== EXERCISE DATA

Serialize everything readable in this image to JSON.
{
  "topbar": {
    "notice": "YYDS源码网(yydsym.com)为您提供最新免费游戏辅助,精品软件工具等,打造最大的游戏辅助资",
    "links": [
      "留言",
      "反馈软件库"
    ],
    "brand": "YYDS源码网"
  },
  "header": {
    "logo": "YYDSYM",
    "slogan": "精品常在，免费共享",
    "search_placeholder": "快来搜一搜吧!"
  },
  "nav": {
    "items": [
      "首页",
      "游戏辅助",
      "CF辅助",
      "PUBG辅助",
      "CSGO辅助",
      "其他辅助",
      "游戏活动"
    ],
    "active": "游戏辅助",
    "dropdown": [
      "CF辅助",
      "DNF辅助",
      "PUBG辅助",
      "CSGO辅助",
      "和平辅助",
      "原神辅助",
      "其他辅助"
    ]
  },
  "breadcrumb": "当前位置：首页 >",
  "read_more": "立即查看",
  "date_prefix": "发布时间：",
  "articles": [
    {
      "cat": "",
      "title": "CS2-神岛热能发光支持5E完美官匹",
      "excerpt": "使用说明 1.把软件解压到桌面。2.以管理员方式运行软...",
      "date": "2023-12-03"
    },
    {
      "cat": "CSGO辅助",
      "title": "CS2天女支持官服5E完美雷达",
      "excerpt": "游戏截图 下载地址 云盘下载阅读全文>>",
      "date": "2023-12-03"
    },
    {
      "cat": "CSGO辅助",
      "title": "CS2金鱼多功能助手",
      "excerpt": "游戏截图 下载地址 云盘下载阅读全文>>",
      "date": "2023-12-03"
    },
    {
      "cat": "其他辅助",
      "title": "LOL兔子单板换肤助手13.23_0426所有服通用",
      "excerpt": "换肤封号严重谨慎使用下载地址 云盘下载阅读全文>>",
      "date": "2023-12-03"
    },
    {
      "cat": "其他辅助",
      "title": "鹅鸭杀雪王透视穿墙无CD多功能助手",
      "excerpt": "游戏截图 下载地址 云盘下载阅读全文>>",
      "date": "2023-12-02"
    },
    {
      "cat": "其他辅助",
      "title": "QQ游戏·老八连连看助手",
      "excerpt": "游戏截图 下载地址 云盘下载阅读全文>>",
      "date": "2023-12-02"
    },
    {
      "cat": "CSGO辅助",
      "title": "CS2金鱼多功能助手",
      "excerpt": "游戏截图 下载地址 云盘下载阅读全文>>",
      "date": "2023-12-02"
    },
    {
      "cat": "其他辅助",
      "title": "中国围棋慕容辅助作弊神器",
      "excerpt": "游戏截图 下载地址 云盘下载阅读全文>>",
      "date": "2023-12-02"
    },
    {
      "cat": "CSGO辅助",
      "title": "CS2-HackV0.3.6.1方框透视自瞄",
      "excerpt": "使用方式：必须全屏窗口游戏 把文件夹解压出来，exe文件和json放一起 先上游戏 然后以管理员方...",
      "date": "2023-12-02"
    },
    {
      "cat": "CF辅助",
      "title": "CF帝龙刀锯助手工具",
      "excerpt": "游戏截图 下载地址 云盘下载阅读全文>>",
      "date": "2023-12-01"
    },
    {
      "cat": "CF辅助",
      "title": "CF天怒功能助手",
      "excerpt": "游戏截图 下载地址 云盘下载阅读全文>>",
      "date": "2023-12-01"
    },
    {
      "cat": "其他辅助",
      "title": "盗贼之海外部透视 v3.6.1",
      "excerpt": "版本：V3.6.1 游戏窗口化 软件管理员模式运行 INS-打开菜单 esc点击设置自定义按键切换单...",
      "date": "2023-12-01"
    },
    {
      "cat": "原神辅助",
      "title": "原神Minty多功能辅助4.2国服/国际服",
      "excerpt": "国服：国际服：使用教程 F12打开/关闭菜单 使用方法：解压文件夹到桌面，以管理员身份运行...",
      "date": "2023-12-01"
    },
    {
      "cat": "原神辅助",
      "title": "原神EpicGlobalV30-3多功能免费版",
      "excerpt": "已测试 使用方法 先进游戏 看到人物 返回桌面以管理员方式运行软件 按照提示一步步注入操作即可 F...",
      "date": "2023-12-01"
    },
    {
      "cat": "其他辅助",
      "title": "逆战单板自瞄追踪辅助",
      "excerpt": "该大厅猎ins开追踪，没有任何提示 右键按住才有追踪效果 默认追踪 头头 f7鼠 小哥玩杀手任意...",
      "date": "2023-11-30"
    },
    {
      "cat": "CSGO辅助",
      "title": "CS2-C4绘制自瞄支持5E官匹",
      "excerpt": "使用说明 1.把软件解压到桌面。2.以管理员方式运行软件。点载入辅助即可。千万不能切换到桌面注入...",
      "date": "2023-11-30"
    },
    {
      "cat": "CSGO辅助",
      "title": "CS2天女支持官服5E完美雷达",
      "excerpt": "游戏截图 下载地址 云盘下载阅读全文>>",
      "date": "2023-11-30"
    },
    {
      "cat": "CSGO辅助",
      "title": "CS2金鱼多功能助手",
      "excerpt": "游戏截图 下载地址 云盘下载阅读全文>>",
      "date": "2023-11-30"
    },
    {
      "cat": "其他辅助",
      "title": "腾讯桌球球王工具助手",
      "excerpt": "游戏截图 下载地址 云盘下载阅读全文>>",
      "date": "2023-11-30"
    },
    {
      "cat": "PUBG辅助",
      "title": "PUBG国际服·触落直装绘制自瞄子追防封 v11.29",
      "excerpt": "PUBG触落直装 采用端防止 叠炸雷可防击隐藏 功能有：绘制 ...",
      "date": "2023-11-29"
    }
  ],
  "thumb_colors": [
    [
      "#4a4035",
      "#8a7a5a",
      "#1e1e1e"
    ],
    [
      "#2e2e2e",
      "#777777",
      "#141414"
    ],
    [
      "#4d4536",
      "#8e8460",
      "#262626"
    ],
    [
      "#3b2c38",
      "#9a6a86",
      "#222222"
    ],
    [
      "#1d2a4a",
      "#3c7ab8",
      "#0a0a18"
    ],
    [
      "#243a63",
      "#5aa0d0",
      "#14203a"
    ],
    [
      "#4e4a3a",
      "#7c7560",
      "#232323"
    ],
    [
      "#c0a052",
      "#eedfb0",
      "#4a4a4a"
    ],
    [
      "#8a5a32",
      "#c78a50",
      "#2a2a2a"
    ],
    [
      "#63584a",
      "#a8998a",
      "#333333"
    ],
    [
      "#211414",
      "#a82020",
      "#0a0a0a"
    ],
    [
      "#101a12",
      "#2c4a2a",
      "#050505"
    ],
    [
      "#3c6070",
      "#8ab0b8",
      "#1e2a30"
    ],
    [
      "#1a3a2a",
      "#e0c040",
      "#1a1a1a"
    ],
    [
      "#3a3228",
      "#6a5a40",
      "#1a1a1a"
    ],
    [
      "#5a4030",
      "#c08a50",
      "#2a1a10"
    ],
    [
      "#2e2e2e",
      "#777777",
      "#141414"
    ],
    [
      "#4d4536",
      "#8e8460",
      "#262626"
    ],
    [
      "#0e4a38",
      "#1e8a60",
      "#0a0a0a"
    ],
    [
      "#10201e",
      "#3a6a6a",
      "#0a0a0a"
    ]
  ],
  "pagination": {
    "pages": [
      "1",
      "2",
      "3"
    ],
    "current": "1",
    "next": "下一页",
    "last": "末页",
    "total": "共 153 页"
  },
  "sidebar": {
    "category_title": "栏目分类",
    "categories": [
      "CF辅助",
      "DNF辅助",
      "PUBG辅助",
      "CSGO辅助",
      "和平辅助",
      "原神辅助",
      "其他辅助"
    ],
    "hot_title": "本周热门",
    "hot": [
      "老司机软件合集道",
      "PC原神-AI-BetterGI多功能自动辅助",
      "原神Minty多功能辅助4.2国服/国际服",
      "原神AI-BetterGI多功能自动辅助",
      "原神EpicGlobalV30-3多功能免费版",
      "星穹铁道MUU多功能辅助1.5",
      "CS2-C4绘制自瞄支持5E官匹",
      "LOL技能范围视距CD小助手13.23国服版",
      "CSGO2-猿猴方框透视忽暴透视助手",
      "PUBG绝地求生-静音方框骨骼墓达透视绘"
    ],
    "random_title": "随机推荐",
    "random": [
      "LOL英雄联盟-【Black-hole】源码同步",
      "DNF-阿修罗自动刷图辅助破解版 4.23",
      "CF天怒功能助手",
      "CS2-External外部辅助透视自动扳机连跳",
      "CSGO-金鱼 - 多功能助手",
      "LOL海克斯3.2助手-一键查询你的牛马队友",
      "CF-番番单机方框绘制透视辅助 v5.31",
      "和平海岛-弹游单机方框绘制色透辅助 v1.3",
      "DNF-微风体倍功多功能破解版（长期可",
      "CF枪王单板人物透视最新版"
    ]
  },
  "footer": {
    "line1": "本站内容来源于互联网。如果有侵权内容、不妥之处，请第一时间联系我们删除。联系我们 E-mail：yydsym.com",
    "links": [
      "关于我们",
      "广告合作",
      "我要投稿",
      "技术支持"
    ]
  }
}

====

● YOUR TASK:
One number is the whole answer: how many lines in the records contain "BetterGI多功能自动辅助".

● FINISHED EXERCISE:
2